2. DVT, leading to acute pulmonary embolism, is a condition involving blood clotting in the deep venous system of the body.
3. We also discern no merit in Sagon's argument that the trial court's jury instructions were internally inconsistent and confusing by referring to the “Defendant[ ] or [its] agents or employees” and the “Defendant [ ] and [its] agents and employees” using both conjunctive and disjunctive terms. The trial court's instructions set forth the parties' stipulation that identified the individuals who worked for PCTS as either agents or employees. The challenged instructions served to explain the principle that the jury would be required to enter a verdict in favor of PCTS if the jury found that those individuals had not acted negligently. In this context, the terms “Defendant[ ],” “agents,” and “employees” were synonymous and the manner of connecting the terms in the conjunctive or disjunctive did not contain an irreconcilable conflict. See, e.g., Williams v. Young, 105 Ga.App. 391, 406-407(6), 124 S.E.2d 795 (1962) (concluding that the use of synonymous words interchangeably and the use of the disjunctive “or” rather than the conjunctive “and” to connect the term was not improper).

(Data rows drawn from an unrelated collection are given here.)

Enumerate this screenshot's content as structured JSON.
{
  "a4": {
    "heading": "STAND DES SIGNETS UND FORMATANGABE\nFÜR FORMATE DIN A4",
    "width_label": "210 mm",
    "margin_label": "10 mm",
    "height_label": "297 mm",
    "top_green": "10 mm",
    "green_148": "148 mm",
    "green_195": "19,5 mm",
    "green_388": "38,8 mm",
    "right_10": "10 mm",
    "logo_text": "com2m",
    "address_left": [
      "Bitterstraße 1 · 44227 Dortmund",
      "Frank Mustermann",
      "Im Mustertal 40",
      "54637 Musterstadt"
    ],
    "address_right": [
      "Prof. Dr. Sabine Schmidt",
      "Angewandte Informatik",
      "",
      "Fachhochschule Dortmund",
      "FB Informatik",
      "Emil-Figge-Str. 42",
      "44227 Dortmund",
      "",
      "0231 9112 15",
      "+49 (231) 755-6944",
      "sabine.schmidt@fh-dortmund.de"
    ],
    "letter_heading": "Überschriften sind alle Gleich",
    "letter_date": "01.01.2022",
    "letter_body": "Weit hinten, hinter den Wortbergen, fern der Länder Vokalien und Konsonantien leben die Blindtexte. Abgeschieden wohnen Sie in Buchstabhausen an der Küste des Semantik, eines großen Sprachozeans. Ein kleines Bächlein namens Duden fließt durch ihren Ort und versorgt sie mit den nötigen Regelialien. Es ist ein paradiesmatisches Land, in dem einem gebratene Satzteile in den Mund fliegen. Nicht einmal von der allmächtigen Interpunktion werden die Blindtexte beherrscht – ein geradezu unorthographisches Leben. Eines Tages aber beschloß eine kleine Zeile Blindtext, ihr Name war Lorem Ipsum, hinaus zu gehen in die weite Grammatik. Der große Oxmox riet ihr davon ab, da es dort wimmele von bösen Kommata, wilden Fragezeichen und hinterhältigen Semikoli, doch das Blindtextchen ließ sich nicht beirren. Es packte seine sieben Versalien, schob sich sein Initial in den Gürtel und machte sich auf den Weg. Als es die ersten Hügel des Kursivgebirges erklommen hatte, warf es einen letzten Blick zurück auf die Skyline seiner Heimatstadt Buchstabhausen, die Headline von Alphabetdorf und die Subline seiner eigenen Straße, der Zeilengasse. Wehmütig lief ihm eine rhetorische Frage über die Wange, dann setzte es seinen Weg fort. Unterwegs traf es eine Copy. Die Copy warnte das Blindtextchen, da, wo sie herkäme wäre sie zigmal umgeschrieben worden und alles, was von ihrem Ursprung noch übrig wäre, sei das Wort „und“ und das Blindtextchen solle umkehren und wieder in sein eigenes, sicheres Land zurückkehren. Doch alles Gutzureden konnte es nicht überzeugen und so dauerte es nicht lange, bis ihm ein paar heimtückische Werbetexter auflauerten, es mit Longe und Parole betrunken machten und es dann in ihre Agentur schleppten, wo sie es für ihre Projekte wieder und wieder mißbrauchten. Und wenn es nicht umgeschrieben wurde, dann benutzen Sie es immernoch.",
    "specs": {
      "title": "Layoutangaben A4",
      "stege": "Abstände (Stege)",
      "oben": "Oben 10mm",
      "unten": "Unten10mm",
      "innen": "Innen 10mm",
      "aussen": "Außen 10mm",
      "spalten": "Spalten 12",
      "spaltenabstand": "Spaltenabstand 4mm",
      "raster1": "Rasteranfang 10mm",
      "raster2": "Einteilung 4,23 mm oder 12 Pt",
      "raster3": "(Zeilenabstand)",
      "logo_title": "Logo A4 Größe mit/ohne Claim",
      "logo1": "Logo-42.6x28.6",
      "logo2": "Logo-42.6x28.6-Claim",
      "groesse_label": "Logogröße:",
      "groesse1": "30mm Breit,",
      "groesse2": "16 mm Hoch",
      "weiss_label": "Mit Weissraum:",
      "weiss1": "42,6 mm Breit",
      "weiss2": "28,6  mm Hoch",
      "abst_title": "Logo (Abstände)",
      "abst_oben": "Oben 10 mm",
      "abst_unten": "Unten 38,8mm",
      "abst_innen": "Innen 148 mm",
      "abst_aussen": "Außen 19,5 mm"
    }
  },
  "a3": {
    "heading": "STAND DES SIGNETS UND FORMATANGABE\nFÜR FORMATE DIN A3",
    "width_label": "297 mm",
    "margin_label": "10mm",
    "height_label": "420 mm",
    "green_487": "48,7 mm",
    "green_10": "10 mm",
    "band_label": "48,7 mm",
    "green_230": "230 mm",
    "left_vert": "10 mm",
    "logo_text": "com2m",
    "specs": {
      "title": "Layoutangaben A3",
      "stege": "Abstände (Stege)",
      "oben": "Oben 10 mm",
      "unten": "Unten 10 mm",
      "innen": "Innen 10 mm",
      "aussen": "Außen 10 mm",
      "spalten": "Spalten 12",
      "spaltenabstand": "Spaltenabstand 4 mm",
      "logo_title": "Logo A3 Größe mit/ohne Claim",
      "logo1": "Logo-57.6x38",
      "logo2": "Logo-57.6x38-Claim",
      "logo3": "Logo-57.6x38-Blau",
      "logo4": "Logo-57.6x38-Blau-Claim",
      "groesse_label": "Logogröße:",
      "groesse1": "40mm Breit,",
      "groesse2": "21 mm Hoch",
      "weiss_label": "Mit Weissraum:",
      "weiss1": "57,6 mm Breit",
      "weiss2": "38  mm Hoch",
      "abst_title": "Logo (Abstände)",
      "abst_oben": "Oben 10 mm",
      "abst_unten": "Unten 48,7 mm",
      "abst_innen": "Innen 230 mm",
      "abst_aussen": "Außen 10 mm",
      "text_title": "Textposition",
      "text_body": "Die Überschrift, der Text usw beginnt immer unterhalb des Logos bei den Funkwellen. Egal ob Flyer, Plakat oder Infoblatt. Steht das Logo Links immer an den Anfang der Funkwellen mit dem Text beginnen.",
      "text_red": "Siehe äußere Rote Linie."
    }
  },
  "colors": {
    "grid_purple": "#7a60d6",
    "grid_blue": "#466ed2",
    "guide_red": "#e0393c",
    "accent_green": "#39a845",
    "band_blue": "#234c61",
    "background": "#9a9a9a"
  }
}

4. “[A] professional negligence claim calls into question the conduct of the professional in his area of expertise. Administrative, clerical, or routine acts demanding no special expertise fall into the realm of [ordinary] negligence.” (Citation and punctuation omitted.) Burke v. Paul, 289 Ga.App. 826, 828, 658 S.E.2d 430 (2008). Sagon's allegations regarding the failure to properly advise, examine, diagnose, and treat Mr. Sagon's condition presented professional negligence claims that only applied to PCTS's physicians and nursing staff. See James v. Hosp. Auth. of the City of Bainbridge, 278 Ga.App. 657, 659(1), 629 S.E.2d 472 (2006); Greene County Hosp. Auth. v. Turner, 205 Ga.App. 213, 214, 421 S.E.2d 715 (1992) (explaining that professional malpractice claims only apply to medical staff members who are professionals). Sagon's allegations regarding the administrative failure to maintain a record of the telephone calls and Xanax prescription presented ordinary negligence claims. See, e.g., Butler v. South Fulton Med. Center, 215 Ga.App. 809, 812(2), 452 S.E.2d 768 (1994) (verification that a form has been properly executed and is part of the patient's records is an administrative task).
5. Ordinary negligence “is that degree of care which is exercised by ordinarily prudent persons under the same or similar circumstances.” OCGA § 51-1-2. Contrary to Sagon's arguments, PCTS's secretaries did not have the same standard of care as physicians and nurses. See Canas v. Al-Jabi, 282 Ga.App. 764, 788(2)(a), 639 S.E.2d 494 (2006), rev'd on other ground, Kaminer v. Canas, 282 Ga. 830, 653 S.E.2d 691 (2007); Greene County Hosp. Auth., 205 Ga.App. at 214, 421 S.E.2d 715.
ANDREWS, P.J., and DOYLE, J., concur.